The Three Square Meals Approach
I feel like people don’t eat three square meals anymore. People are always on the run, busy or just plain lazy. They often find themselves going through the McDonald’s drive-through due to lack of planning. Furthermore, people just snack too much. I’ve certainly eaten my fair share of chips for dinner in my fatter years. Thing is, if you just follow the idea of eating three square meals a day, it really just can’t get any simpler.
There are two parts to consider; the “three” part and the “square” part. The “three” part is quite simple to understand; you eat three square meals a day, nothing more, nothing less. The “square” part is the more important part. Remember the chips for dinner I was talking about earlier? Yeah, that’s not a square meal. A square meal really just means a well-rounded meal with a fair portion size; have a fair portion of everything.
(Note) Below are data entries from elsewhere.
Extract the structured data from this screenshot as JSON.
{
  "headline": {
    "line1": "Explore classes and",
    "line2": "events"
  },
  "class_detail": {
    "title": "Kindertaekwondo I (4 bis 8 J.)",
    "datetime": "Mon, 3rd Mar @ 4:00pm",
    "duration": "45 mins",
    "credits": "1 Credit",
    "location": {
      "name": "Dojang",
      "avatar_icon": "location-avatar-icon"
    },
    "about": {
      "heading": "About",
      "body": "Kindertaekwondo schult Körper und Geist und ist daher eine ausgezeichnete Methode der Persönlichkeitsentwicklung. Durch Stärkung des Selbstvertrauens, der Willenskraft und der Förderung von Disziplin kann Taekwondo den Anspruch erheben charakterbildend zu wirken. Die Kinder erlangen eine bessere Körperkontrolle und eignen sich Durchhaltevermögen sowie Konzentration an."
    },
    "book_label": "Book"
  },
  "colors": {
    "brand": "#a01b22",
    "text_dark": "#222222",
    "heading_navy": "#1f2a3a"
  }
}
An example of an ideal meal would be a cup of cooked rice, a 4-8 ounce serving of some sort of meat or other protein (such as beans) and some vegetables. Combine this idea of a square meal with Sunday meal preparation, and you are golden.
Preparation can go a long way in obtaining the ability to eat three square meals. Let me explain the difference using my imaginary friends, Jack and Joe. Jack and Joe both wake up at the same time on Sunday morning with a fairly relaxing day ahead. They have some households chores they ought to do, but it’s still fairly relaxing. Jack, in between doing some laundry and vacuuming the carpets decides to play videos games in between. Joe, on the other hand, decides he’s going to spend some time in the kitchen meal prepping for the week ahead in addition to doing his other chores. The next day, Jack and Joe have trouble waking up in the morning and both had to rush out the door. Luckily, before going to bed, Joe prepared a quick overnight oats recipe and grabbed it on his way out to eat in his car. Jack on the other hand didn’t have any time to prepare breakfast, so he swung by the McDonalds drive-through and ate a shitty overpriced egg and cheese sandwich with a greasy ass hash-brown and a soda (hands down, the best drink you can consume for optimal health). For lunch, Joe easily, simply and conveniently popped one of his prepared meals in the microwave and ate a relaxing lunch at work. Jack was starving but had absolutely nothing with him, so he expended the effort to whip out his car and drive somewhere wasting time, money and calories.
Are you seeing a trend here? Lack of preparation puts you in more situations to make bad decisions. If you plan ahead of time, the decisions are practically made for you and any alternatives would require more effort then they are worth in comparison.